By Anna Pettus
Michael Weisman '98, founder of Campus Labs, may have found his success in the world of modern technology, but his business strategies classically rely on hard work and determination. The Harpur College alumnus returned to campus last semester and spoke to more than 60 students on how he went from an anthropology major to a successful entrepreneur.
Campus Labs is now one of the leading forms of data comprehension for higher education and student learning. However, Weisman said he wasn't always on the straight path to success. Graduating with no job offers, he was driven to pursue non-traditional career paths.
"At the time I thought it was a tragedy, but in retrospect it wasn't," he said. "It was an opportunity."
After entering the graduate program at University of Buffalo, "everything just happened very quickly. Sometimes you just put yourself into a position where the stars align and there's an opportunity for success."
With the encouragement of his friend (and eventual co-founder of Campus Labs) Eric Reich, Weisman attended an entrepreneurship lecture. There he witnessed several local entrepreneurs share their stories and lessons learned.
More than providing advice, the experience broadened his perspective of what is achievable, he said.
"I don't want to say I knew then what I wanted to do, but it was a wonderful exposure to what was possible," he added. "Sometimes we find ourselves on a path that we think is the only path, when there are a lot of different ways that we can get to the end result."
The then-recent burst of successful startups in the tech industry allowed Reich and Weisman to put their newfound opportunistic way of thinking to the test.
"A lot of people were becoming big success stories overnight," Weisman said. "We started talking about what makes those people any different from you and I, and the reality is nothing. Other than the fact that they made the conscious decision to start a business." It was then that they chose to make the same decision as well.
Serendipitously, the University of Buffalo sponsored a competition for students to submit a business plan that same year.

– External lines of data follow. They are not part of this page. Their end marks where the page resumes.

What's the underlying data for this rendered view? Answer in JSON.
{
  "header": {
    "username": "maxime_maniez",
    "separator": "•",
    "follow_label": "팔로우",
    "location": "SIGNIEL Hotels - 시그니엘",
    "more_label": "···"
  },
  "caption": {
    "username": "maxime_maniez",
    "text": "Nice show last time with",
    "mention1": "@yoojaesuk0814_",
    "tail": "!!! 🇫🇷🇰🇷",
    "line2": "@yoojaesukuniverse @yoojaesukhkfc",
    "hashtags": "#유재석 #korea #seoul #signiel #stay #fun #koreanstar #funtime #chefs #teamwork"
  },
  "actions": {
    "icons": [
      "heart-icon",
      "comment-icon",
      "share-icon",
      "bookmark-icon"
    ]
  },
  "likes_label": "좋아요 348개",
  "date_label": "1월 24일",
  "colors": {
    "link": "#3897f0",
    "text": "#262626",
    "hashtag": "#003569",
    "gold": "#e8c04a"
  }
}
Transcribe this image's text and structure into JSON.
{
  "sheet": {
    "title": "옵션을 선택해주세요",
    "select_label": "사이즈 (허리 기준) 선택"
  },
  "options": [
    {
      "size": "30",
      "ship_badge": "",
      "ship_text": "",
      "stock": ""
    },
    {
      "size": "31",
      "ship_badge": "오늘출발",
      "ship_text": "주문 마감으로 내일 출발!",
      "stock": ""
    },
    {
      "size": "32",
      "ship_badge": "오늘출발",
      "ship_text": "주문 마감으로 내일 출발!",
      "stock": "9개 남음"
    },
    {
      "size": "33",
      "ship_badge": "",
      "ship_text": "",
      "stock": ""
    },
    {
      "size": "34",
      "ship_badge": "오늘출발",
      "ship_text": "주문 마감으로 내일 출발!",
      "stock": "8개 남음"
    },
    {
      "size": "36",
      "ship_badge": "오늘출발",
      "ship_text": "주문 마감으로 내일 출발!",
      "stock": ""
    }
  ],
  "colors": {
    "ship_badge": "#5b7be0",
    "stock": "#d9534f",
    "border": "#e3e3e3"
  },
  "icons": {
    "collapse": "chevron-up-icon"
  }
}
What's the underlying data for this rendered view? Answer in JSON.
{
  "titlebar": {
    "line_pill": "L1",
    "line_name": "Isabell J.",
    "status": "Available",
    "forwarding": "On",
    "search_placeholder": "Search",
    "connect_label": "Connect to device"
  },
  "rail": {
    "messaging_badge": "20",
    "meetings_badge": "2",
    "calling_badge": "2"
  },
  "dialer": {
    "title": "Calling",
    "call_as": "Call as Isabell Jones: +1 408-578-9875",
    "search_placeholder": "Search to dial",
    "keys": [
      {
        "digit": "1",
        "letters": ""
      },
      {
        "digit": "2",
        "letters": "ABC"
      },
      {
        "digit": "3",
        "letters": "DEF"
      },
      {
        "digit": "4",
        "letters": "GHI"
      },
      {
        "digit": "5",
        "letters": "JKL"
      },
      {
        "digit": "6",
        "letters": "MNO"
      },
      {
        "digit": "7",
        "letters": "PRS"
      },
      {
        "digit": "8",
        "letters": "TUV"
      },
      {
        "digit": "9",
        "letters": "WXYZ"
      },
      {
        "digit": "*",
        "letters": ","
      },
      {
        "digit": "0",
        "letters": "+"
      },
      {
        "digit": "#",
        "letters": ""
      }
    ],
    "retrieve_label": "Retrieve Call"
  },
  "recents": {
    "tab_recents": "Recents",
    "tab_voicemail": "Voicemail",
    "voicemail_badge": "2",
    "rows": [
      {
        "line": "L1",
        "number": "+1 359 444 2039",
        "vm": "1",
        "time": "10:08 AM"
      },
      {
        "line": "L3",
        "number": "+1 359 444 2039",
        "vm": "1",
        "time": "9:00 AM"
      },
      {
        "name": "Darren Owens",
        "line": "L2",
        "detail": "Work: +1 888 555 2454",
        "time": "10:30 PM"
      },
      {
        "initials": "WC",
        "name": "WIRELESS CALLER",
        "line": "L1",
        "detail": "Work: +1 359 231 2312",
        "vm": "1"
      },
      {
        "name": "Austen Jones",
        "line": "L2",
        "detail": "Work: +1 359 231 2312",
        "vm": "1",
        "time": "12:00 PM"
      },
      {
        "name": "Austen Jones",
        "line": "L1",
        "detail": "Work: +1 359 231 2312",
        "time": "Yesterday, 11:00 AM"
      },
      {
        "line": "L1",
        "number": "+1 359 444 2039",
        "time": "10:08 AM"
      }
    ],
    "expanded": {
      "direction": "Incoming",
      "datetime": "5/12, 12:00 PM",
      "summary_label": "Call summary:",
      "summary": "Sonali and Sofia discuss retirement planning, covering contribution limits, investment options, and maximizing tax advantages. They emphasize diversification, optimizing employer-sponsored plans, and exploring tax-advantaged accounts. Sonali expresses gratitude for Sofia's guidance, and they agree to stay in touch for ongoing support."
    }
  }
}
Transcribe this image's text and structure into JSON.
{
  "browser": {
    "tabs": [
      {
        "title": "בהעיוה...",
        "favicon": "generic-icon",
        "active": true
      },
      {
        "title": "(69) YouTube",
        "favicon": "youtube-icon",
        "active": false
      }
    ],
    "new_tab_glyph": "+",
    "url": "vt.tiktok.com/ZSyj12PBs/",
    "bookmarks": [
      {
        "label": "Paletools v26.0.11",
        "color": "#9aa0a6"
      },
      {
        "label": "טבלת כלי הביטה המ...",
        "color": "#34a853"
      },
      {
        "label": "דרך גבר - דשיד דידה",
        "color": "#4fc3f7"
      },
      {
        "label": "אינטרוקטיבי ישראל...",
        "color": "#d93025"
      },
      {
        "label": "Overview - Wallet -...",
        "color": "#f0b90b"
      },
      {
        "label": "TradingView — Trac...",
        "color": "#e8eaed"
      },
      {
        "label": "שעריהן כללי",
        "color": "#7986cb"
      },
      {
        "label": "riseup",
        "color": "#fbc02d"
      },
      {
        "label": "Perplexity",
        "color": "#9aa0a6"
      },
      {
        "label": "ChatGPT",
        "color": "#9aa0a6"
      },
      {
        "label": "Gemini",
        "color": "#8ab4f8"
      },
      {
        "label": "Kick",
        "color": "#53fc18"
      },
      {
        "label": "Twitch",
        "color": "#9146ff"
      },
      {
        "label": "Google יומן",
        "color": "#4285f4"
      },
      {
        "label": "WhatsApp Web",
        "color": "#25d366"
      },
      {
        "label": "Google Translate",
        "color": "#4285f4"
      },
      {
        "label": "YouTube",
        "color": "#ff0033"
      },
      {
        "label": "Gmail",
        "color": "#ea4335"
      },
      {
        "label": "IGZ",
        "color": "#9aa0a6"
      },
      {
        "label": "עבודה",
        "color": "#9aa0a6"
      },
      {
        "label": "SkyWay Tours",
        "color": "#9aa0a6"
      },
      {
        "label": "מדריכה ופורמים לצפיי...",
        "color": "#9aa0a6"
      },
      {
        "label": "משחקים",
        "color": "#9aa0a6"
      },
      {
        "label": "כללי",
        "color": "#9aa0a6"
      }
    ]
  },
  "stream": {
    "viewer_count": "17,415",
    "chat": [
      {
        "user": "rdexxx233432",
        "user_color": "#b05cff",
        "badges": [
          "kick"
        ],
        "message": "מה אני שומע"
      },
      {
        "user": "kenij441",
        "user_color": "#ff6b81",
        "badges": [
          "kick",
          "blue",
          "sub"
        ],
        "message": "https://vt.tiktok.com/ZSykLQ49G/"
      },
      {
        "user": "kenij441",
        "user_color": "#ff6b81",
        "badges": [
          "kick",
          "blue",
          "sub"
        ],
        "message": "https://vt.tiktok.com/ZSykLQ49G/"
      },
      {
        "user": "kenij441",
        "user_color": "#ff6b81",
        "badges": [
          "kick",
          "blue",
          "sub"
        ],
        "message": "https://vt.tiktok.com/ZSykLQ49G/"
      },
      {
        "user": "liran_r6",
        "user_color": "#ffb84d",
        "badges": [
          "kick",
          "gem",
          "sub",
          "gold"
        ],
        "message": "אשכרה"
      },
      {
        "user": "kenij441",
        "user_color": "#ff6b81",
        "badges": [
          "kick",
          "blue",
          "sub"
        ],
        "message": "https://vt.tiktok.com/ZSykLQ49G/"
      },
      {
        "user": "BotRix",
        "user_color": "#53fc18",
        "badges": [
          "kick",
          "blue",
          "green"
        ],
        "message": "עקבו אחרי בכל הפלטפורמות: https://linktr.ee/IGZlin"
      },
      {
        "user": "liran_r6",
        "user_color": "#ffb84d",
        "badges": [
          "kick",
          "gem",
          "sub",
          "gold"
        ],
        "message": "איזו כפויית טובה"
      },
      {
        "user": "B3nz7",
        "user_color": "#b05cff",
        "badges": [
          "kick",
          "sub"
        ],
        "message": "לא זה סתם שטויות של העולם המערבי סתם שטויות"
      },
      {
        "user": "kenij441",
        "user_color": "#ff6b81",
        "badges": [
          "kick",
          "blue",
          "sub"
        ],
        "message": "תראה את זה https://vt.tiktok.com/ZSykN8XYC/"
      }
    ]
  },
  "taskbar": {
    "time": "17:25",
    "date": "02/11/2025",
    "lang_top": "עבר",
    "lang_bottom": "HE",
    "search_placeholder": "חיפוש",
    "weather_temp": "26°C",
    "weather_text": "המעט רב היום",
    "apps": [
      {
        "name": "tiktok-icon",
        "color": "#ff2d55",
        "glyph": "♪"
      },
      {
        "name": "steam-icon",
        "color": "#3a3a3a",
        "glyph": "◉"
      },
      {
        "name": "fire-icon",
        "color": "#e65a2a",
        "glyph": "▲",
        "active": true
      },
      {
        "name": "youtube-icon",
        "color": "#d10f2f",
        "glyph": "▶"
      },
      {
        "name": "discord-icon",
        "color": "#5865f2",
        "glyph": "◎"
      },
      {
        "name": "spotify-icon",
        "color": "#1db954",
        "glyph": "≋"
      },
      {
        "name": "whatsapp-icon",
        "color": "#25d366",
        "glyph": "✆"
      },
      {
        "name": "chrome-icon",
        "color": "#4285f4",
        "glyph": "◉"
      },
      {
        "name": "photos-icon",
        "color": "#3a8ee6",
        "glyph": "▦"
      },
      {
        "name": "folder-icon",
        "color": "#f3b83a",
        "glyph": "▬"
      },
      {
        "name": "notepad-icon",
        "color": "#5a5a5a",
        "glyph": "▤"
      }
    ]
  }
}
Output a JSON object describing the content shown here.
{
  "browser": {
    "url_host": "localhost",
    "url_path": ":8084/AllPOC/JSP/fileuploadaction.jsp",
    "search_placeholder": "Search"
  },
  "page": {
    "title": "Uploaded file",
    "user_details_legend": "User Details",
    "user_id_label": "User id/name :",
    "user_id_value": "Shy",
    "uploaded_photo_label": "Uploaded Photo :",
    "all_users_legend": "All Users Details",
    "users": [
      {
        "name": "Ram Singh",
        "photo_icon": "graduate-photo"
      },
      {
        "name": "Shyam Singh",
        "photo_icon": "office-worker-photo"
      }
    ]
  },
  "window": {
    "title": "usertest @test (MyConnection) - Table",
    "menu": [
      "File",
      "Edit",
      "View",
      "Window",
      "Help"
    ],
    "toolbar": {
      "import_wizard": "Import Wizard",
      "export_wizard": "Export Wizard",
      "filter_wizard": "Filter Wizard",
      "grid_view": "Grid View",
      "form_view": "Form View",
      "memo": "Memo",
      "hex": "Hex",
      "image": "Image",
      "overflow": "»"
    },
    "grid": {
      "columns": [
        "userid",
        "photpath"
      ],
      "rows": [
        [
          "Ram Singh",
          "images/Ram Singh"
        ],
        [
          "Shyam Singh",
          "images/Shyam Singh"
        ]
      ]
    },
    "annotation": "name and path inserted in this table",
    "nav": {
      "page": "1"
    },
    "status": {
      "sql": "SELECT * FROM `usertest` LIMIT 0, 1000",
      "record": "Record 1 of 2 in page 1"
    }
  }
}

Although there was no plan for them to submit, Weisman and Reich quickly set to work on formulating one based off of their experiences in the professional world.
"Eric had spent the previous summer in an internship with MTV in their research and planning department," Weisman said. "He saw first-hand that paper data collection was taking upwards of six months to turn around and put to use into the programming. So we saw disruptive technology to be an opportunity to change the way that information was being used." Furthermore, Reich's position as student representative to the campus board of trustees gave them insight into how important it was to collect data on student opinion.
Eventually, their ideas formed a plan that others could support, and they won the Panasci Entrepreneurial Award. Although everything seemed to have been lining up smoothly for their success, Weisman said that it wasn't luck that won them the competition.
"It took a lot of time and a lot of effort," he said. "We made sure to check in with different professors and teachers about how we should frame this, what do we need to consider when drafting this section of the plan. We would go into the accounting office and ask them their thoughts about developing different kinds of tables."
Their work ethic and willingness to incorporate the ideas of those around them assisted them through the first struggling years of their business. Weisman recalled their willingness to listen and learn as the reason they survived not only their own ignorance in the business world but also the crash of the dot-com bubble.
"We studied what happened to the companies that were flying high, and overnight they imploded," he said. "We were really fortunate to learn a lot of lessons. It was a result of all these efforts that we learned how we wanted to run our business. Which was really bare bones."
Bare bones is certainly a way to describe their beginnings. For a year they worked out of an office on the second floor of a theater, before the company started breaking even.
"We didn't take salaries," Weisman said. "I lived at home for a year and just did what I had to do, what I needed to do to get by." While this period of sacrifice discouraged some members of their team, Weisman was willing to make the sacrifice: "It was fun and exhilarating to do the work, and to build the business and to employ the people. That was, for me, more gratifying than the salary."
Belief in what you're doing is, to Weisman, the most important part of a business.
"When you go to seek out investors, sure they're looking for a strong concept," he said. "But what I'll tell you is that what's more important than any business plan or any idea is you. You demonstrating that you are a capable person and that you can overcome whatever challenge is thrown your way. And that is far more important in you." Success is not determined by how many failures you can avoid, but how you handle the ones you can't, he added: "Failure is not a bad thing. Failure is part of the learning process. There are all kinds of trials and tribulations you deal with, but it's the people that get through that who are able to enjoy the benefits."
While Campus Labs was recently purchased by Higher One in a merger that resulted in a $40 million profit for Campus Labs, Weisman does not see his role as an entrepreneur diminished. Rather, he views himself as having an opportunity to share his story to students and hopefully inspire them in the way he was once inspired.
"It's fun to come back here and figure out, how can I give back?" he said. "How can I contribute and how can I give people like yourself even the inkling of confidence that you can do this? And you know what, you can. You just have to decide that you're going to."
As the talk came to a close, Weisman left the students with the advice to view the unknown of post-graduation as a possibility.
"Get your degree," he said. "Figure it out from there. Because, you've got the whole world waiting for you."
Last Updated: 9/9/16